[What this task involves]
Look through the material below and copy every line containing the word "home".

= = = =

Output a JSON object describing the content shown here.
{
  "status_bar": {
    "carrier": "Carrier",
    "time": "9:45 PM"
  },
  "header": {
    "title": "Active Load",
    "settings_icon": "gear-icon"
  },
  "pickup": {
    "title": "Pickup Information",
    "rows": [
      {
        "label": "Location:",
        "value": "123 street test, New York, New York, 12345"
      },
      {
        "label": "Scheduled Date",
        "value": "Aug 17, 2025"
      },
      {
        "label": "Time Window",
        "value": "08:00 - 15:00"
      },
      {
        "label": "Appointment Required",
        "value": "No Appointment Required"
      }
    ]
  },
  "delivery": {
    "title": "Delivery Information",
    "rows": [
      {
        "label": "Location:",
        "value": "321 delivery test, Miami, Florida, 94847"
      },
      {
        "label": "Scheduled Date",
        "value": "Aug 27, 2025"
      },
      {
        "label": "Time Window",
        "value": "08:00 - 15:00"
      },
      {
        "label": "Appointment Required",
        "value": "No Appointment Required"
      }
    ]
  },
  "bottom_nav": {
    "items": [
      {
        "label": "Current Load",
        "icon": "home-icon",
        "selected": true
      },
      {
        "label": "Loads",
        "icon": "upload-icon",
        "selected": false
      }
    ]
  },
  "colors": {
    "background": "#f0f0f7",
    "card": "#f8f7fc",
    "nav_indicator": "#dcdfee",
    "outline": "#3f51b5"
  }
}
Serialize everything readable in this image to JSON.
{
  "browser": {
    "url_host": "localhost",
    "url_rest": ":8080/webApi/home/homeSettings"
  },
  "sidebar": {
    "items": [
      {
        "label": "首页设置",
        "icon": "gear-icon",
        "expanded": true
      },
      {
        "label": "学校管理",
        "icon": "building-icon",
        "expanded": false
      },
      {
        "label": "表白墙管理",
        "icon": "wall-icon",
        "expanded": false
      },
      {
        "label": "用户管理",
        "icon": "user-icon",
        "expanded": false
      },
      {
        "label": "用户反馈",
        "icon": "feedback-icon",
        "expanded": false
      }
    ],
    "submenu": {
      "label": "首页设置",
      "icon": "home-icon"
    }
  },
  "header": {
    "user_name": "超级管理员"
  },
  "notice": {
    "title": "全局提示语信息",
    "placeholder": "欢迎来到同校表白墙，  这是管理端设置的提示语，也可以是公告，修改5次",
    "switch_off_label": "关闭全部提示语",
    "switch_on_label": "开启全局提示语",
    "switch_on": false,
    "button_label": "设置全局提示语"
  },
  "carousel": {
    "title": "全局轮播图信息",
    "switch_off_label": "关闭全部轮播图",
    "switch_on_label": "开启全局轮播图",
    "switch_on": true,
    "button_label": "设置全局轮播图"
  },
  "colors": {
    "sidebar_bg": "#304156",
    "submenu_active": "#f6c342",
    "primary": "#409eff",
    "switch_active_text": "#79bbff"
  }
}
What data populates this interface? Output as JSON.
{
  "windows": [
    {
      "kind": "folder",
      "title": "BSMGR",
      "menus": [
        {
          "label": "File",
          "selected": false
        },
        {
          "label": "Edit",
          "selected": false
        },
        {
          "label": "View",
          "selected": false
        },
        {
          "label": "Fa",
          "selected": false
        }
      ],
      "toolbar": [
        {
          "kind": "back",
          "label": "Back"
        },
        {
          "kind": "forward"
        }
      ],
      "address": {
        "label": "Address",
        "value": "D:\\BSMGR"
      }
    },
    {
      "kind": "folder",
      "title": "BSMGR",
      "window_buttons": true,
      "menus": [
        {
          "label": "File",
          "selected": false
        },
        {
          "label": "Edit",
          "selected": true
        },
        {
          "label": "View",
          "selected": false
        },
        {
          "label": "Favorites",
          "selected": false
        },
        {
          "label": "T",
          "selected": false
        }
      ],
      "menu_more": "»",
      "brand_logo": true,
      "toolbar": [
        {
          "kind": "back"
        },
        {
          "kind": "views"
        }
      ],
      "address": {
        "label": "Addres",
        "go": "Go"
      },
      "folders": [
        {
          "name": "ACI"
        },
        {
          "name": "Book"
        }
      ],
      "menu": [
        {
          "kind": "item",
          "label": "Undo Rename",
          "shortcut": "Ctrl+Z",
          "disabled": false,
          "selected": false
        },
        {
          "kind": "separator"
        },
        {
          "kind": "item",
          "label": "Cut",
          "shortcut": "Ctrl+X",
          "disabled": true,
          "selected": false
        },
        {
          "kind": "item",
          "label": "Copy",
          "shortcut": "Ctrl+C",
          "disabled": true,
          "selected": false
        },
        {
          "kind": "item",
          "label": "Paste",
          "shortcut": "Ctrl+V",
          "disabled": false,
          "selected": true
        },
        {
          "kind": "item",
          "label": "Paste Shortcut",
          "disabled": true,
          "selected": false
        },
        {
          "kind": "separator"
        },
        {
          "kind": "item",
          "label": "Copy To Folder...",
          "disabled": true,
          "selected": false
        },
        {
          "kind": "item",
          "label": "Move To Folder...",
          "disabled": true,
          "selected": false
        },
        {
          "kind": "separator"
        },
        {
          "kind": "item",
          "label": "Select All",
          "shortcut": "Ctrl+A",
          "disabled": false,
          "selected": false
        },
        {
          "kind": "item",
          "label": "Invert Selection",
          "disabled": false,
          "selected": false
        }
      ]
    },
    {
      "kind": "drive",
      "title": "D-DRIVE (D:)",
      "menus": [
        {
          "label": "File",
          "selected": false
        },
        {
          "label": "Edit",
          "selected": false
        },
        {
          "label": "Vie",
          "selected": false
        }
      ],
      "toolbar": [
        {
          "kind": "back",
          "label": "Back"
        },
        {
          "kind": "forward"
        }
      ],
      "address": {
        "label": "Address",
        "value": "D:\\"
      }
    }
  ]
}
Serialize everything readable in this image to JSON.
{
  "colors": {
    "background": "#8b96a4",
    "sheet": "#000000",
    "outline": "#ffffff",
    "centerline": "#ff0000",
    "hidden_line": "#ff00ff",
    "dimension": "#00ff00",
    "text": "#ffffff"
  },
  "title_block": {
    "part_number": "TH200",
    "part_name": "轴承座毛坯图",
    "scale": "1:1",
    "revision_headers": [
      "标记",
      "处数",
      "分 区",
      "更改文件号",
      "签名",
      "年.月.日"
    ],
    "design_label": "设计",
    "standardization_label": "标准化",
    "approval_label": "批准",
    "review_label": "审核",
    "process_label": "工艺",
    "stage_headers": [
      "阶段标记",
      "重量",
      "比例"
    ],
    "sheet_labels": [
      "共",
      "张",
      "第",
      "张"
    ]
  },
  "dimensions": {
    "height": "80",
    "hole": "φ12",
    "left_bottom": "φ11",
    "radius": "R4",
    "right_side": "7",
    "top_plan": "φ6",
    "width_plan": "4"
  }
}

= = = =

[Solution to this task]
        "icon": "home-icon",
    "url_rest": ":8080/webApi/home/homeSettings"
      "icon": "home-icon"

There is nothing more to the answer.